In my tribe, only Ordained Pastors can administer the sacraments–as if we are somehow more holy than anyone else. Local pastors can administer the sacraments ONLY in the church they serve. The irony of my tribe is that it also professes the power and importance of the priesthood of all believers. I guess all doesn’t mean all. Before this pandemic hit, there was a significant rise in the number of House Churches. These are homes where people are hungry for a deeper relationship with Jesus, a connection with other Followers, and believe that the Kingdom Of God is needed in their neighborhoods, towns, cities, communities, states, and nation.

To my fellow Pastors, encourage your congregations. Inspire your people given to your care (not your dictatorship)! Don’t be afraid to give them permission to be who God calls them to be, The Body Of Christ.
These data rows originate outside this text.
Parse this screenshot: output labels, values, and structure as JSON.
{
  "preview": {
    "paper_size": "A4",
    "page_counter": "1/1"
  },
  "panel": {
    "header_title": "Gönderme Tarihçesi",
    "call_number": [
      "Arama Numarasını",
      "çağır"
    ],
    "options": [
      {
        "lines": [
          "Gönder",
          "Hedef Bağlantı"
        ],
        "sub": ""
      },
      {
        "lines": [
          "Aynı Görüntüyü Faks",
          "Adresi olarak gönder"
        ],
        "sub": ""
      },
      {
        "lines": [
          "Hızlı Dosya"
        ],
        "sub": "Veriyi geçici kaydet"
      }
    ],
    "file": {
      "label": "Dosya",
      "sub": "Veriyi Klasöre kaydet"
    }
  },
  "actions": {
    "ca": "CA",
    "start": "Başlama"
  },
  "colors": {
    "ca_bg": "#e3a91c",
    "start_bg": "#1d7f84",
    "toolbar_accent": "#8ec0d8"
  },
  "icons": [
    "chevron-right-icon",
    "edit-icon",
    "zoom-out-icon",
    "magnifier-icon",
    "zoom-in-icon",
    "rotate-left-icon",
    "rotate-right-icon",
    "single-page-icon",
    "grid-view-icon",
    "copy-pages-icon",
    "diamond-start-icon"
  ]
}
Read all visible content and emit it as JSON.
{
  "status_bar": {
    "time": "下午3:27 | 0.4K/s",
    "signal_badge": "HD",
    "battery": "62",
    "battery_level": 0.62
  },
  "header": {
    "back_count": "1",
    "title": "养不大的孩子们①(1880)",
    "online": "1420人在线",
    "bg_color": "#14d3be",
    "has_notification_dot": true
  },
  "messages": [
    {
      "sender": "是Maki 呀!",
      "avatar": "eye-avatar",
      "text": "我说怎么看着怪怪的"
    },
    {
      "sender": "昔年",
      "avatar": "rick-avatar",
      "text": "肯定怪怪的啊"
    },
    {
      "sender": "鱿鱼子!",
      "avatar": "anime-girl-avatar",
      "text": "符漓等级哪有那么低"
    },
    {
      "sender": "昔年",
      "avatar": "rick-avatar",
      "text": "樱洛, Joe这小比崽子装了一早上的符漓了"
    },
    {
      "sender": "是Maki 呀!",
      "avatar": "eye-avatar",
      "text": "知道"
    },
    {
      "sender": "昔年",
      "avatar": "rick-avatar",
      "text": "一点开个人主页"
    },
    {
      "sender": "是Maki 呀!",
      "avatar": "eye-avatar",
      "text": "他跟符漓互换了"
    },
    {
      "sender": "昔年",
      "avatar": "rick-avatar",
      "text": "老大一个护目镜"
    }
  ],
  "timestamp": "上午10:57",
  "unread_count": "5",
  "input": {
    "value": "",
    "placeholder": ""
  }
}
Support them in what they do. Help them but only when asked. Praise them when they look like Jesus. And if they get off-mission–gently take them aside and remind them who WE BOTH serve. You can’t build someone up (remember Ephesians 4:11-12) if you constantly tear them down, or worse, never give them the opportunity to do the real work of Jesus Christ.

If some pastor (or Churchian or Tenured Pewsitter) is upset with me, understand I will soon be 65, closer to the moment I stand before my Judge. The last thing I want to be held accountable for is my failure to speak the truth in love. So if you are offended–it is what it is. I still love you and my prayer for you is that your heart, mind, and eyes will be opened to the Mission God has called us to do.

Love God with all your heart. Love others the way Jesus loves you. And make sure all the glory goes to Him.